Not only is Maria Prymachenko among the 20th century’s great self-taught artists, she is an icon of Ukrainian national identity. Her fantastical paintings, praised during her lifetime by the likes of Pablo Picasso, are now found in some of the country’s most important museums. Her work has also been featured on postage stamps and her likeness is immortalized on commemorative coins.
But 25 years after her death, the Russian invasion is threatening Prymachenko’s legacy. Last week, Ukraine’s Foreign Ministry said that several of the artist’s paintings were among those destroyed at a museum in her native region of Ivankiv, about 50 miles northwest of the capital Kyiv, following an attack by Russian forces.

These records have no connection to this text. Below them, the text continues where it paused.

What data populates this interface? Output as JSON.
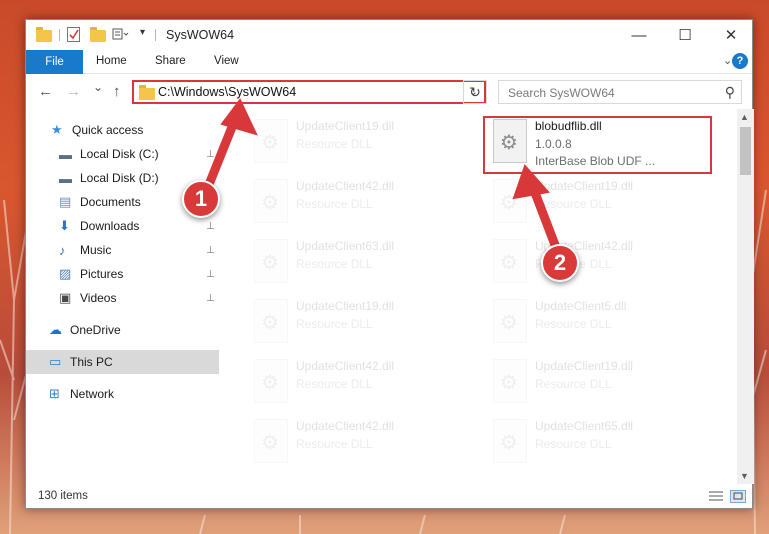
{
  "window": {
    "title": "SysWOW64",
    "minimize_symbol": "—",
    "maximize_symbol": "☐",
    "close_symbol": "✕"
  },
  "ribbon": {
    "tabs": [
      "File",
      "Home",
      "Share",
      "View"
    ],
    "collapse_symbol": "⌄",
    "help_symbol": "?"
  },
  "nav": {
    "back": "←",
    "forward": "→",
    "recent": "⌄",
    "up": "↑",
    "address": "C:\\Windows\\SysWOW64",
    "address_chevron": "⌄",
    "refresh": "↻",
    "search_placeholder": "Search SysWOW64",
    "search_symbol": "⚲"
  },
  "sidebar": {
    "items": [
      {
        "label": "Quick access",
        "icon": "star-icon",
        "glyph": "★",
        "color": "#3a8de0",
        "pinned": false
      },
      {
        "label": "Local Disk (C:)",
        "icon": "drive-icon",
        "glyph": "▬",
        "color": "#5a6f84",
        "pinned": true
      },
      {
        "label": "Local Disk (D:)",
        "icon": "drive-icon",
        "glyph": "▬",
        "color": "#5a6f84",
        "pinned": true
      },
      {
        "label": "Documents",
        "icon": "documents-icon",
        "glyph": "▤",
        "color": "#6c8db8",
        "pinned": true
      },
      {
        "label": "Downloads",
        "icon": "download-icon",
        "glyph": "⬇",
        "color": "#2b73c6",
        "pinned": true
      },
      {
        "label": "Music",
        "icon": "music-icon",
        "glyph": "♪",
        "color": "#2b73c6",
        "pinned": true
      },
      {
        "label": "Pictures",
        "icon": "pictures-icon",
        "glyph": "▨",
        "color": "#4b7fb7",
        "pinned": true
      },
      {
        "label": "Videos",
        "icon": "videos-icon",
        "glyph": "▣",
        "color": "#4a4a4a",
        "pinned": true
      },
      {
        "label": "OneDrive",
        "icon": "cloud-icon",
        "glyph": "☁",
        "color": "#1f72c6",
        "pinned": false
      },
      {
        "label": "This PC",
        "icon": "computer-icon",
        "glyph": "▭",
        "color": "#2f7fc1",
        "pinned": false,
        "selected": true
      },
      {
        "label": "Network",
        "icon": "network-icon",
        "glyph": "⊞",
        "color": "#3a7fc5",
        "pinned": false
      }
    ],
    "pin_symbol": "📌"
  },
  "files": [
    {
      "name": "UpdateClient19.dll",
      "type": "Resource DLL",
      "faded": true
    },
    {
      "name": "blobudflib.dll",
      "type": "1.0.0.8",
      "extra": "InterBase Blob UDF ...",
      "faded": false
    },
    {
      "name": "UpdateClient42.dll",
      "type": "Resource DLL",
      "faded": true
    },
    {
      "name": "UpdateClient19.dll",
      "type": "Resource DLL",
      "faded": true
    },
    {
      "name": "UpdateClient63.dll",
      "type": "Resource DLL",
      "faded": true
    },
    {
      "name": "UpdateClient42.dll",
      "type": "Resource DLL",
      "faded": true
    },
    {
      "name": "UpdateClient19.dll",
      "type": "Resource DLL",
      "faded": true
    },
    {
      "name": "UpdateClient5.dll",
      "type": "Resource DLL",
      "faded": true
    },
    {
      "name": "UpdateClient42.dll",
      "type": "Resource DLL",
      "faded": true
    },
    {
      "name": "UpdateClient19.dll",
      "type": "Resource DLL",
      "faded": true
    },
    {
      "name": "UpdateClient42.dll",
      "type": "Resource DLL",
      "faded": true
    },
    {
      "name": "UpdateClient65.dll",
      "type": "Resource DLL",
      "faded": true
    }
  ],
  "status": {
    "item_count": "130 items"
  },
  "annotations": {
    "callout_1": "1",
    "callout_2": "2",
    "accent_color": "#d9383a"
  }
}
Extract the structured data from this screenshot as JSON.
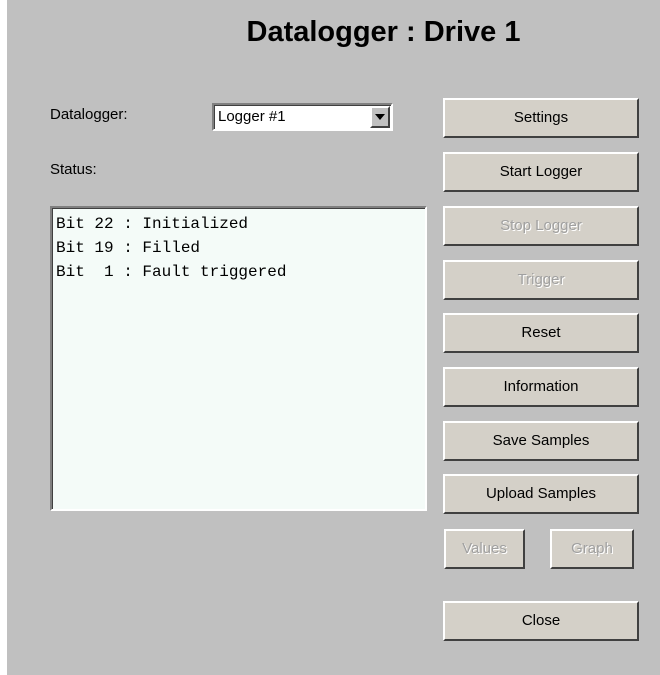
{
  "window": {
    "title": "Datalogger : Drive 1"
  },
  "datalogger": {
    "label": "Datalogger:",
    "selected": "Logger #1"
  },
  "status": {
    "label": "Status:",
    "lines": [
      "Bit 22 : Initialized",
      "Bit 19 : Filled",
      "Bit  1 : Fault triggered"
    ]
  },
  "buttons": {
    "settings": "Settings",
    "start_logger": "Start Logger",
    "stop_logger": "Stop Logger",
    "trigger": "Trigger",
    "reset": "Reset",
    "information": "Information",
    "save_samples": "Save Samples",
    "upload_samples": "Upload Samples",
    "values": "Values",
    "graph": "Graph",
    "close": "Close"
  },
  "state": {
    "stop_logger_enabled": false,
    "trigger_enabled": false,
    "values_enabled": false,
    "graph_enabled": false
  },
  "icons": {
    "combo_arrow": "chevron-down-icon"
  },
  "colors": {
    "dialog_background": "#c0c0c0",
    "textarea_background": "#f4fbf8",
    "button_face": "#d4d0c8",
    "disabled_text": "#a0a0a0"
  }
}
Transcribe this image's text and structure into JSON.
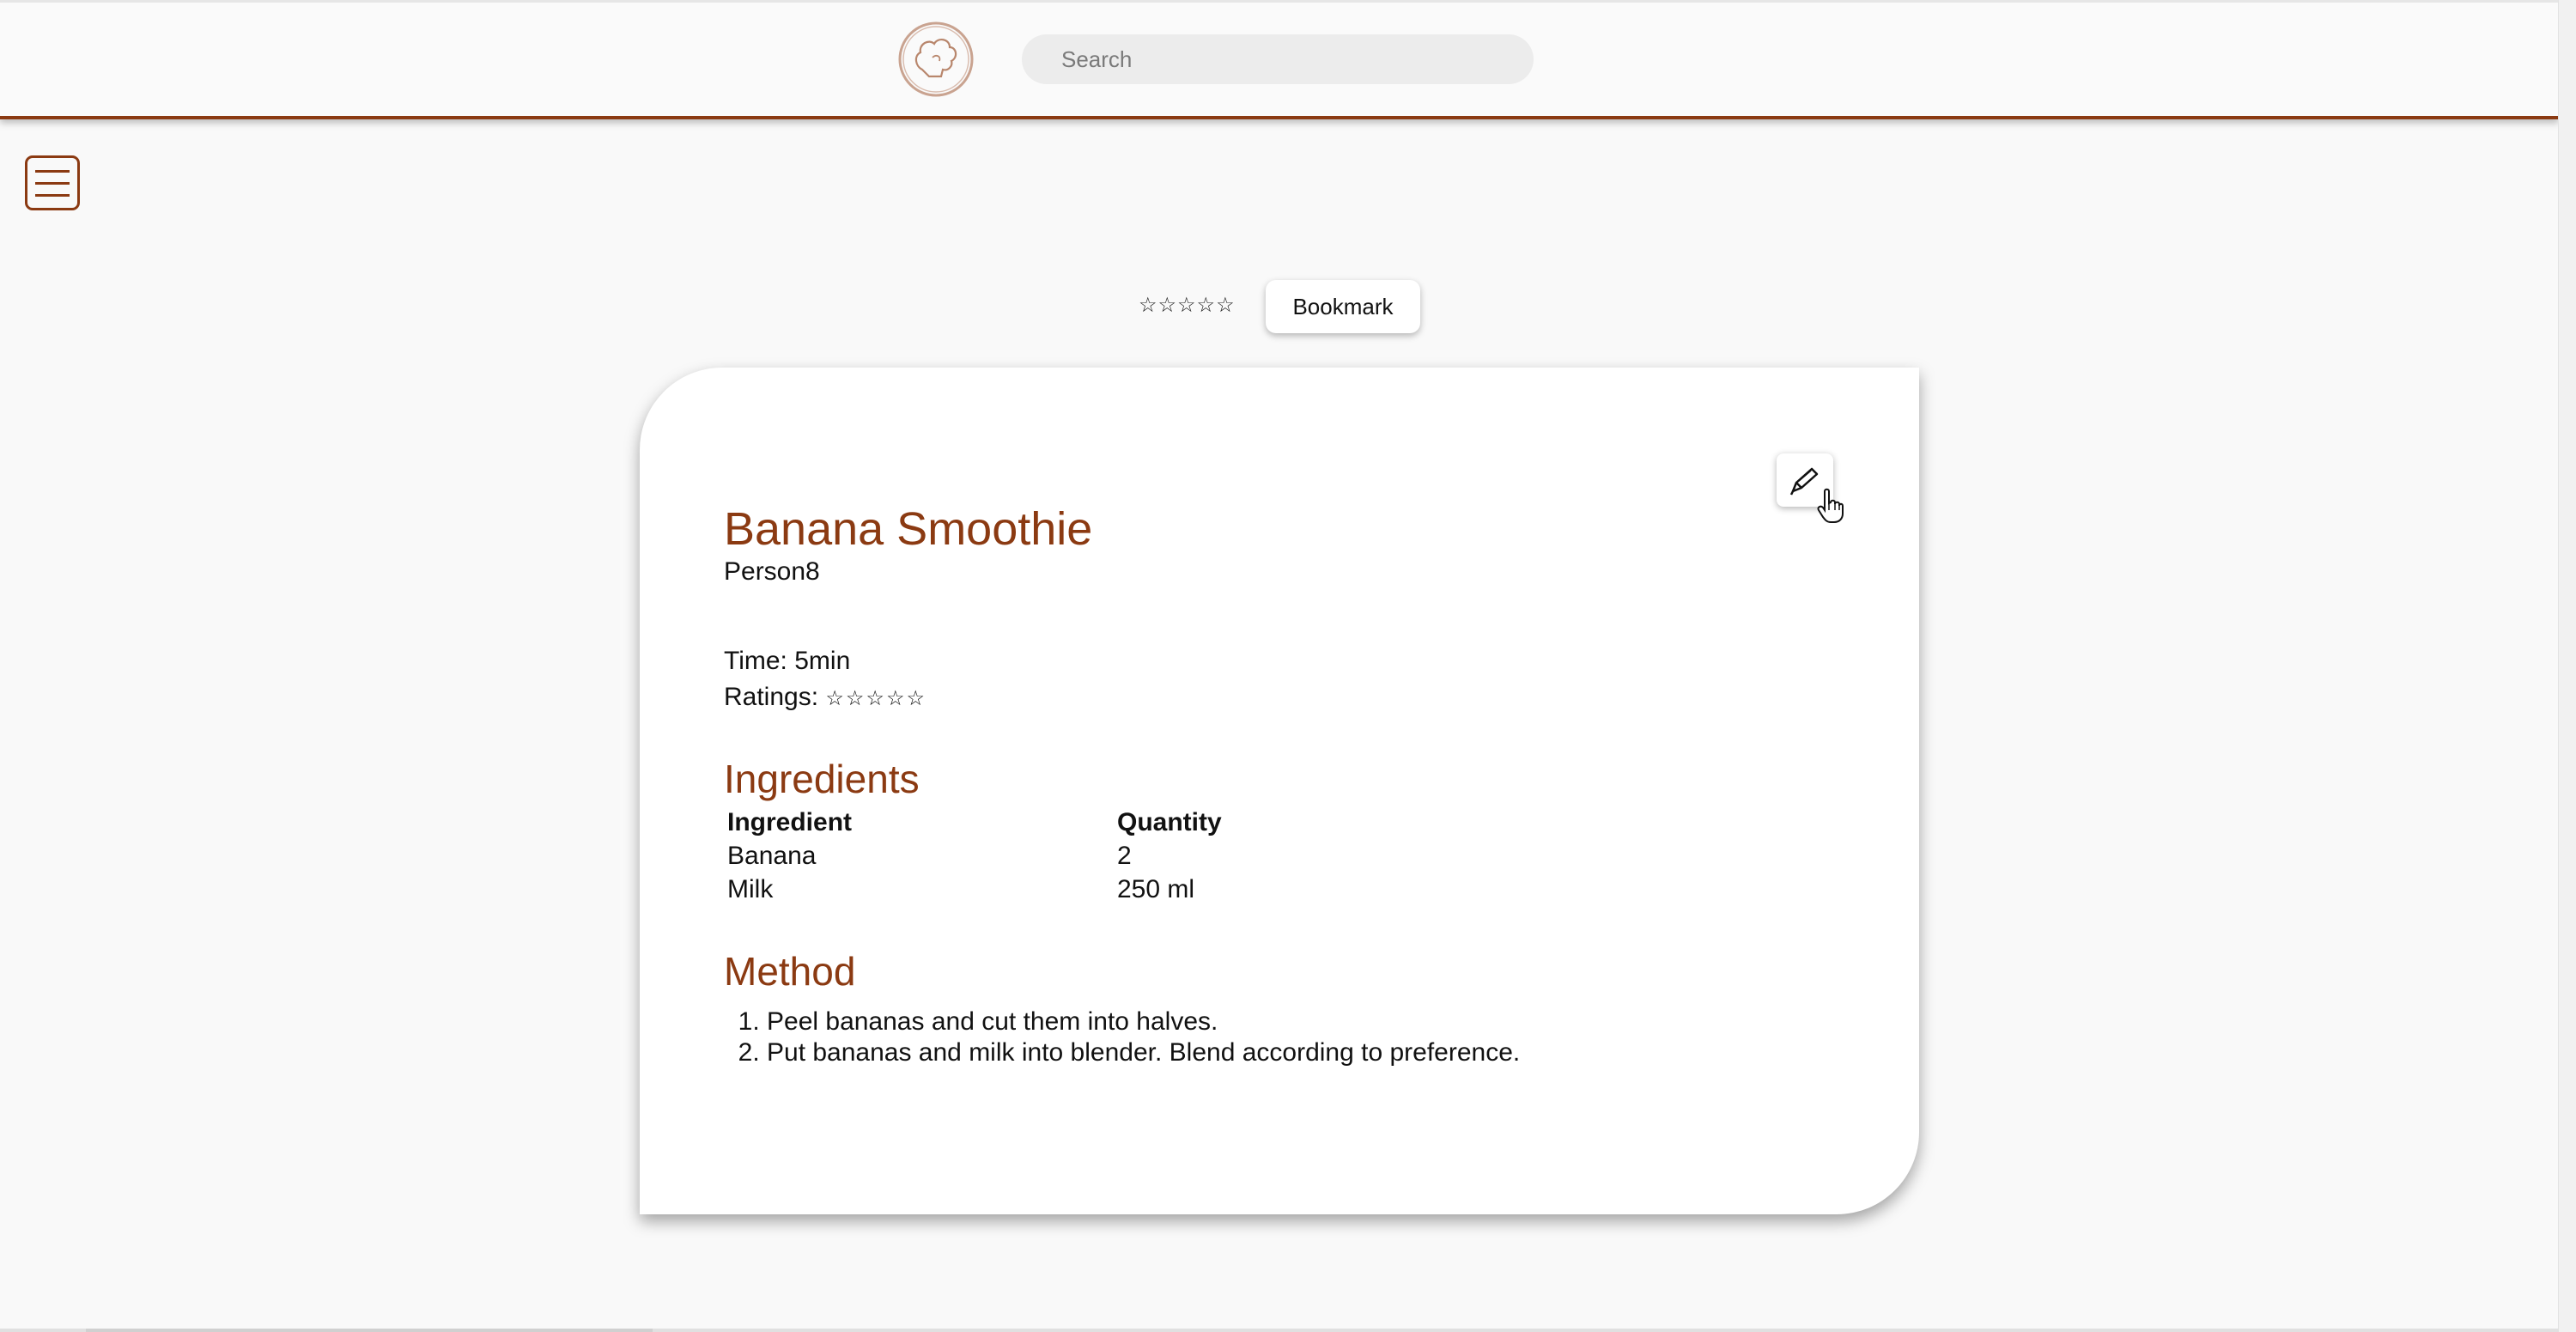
{
  "header": {
    "search_placeholder": "Search"
  },
  "toolbar": {
    "top_rating_stars": "☆☆☆☆☆",
    "bookmark_label": "Bookmark"
  },
  "recipe": {
    "title": "Banana Smoothie",
    "author": "Person8",
    "time_label": "Time: ",
    "time_value": "5min",
    "ratings_label": "Ratings: ",
    "ratings_stars": "☆☆☆☆☆",
    "ingredients_heading": "Ingredients",
    "ingredients_table": {
      "headers": [
        "Ingredient",
        "Quantity"
      ],
      "rows": [
        [
          "Banana",
          "2"
        ],
        [
          "Milk",
          "250 ml"
        ]
      ]
    },
    "method_heading": "Method",
    "method_steps": [
      "Peel bananas and cut them into halves.",
      "Put bananas and milk into blender. Blend according to preference."
    ]
  },
  "colors": {
    "accent": "#8b3a12",
    "background": "#f9f9f9",
    "card": "#ffffff"
  },
  "icons": {
    "logo": "chef-hat-logo-icon",
    "menu": "hamburger-menu-icon",
    "edit": "pen-icon",
    "cursor": "hand-pointer-icon"
  }
}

A video widely circulated online appears to show flames engulfing the one-story institution, which had previously described Prymachenko’s work as the “pride of the museum.” Her brightly-colored, almost childlike depictions of flora and fauna – as well as of farmers tending crops and plowing fields – were among the items initially thought to have been lost.
But reports have since emerged suggesting that an act of bravery may have saved more than a dozen of her works from the blaze. In fact, the Maria Prymachenko Family Foundation, which manages the artist’s catalog and is run by her great-granddaughter Anastasiia, believes that all the museum’s Prymachenko paintings were rescued from the building by a local resident.
“One heroic man managed to take the paintings away from the fire,” said lawyer Natalia Gnatiuk, one of the foundation’s partners, via phone from western Ukraine, where she has sought refuge. “There are 14 of them, but they are still not safe.” (Two ceramic works are believed to have been destroyed, however.)
CNN has been unable to independently corroborate this account. And while Gnatiuk said that her foundation had been in regular contact with the man, they have since lost touch as fighting continues in the suburbs north of Kyiv. She declined to name him or comment on the art’s possible whereabouts, fearing for the safety of both.
“After this war finishes, this is the first heroic story we will tell,” she added.
‘They hate our culture’
Prymachenko’s paintings are considered a prominent example of European “naïve art,” a term used to describe work by artists without formal training. Born into poverty in 1908, the painter rose from humble beginnings to earn the prestigious title of People’s Artist of Ukraine in 1970, when the country was under Soviet control.
Although best known inside her home country, Prymachenko’s work was shown in cities around Europe during her nearly six-decade career. In 1936, after visiting an exhibition of her paintings in Paris, Pablo Picasso is widely reported to have said: “I bow down before the artistic miracle of this brilliant Ukrainian.”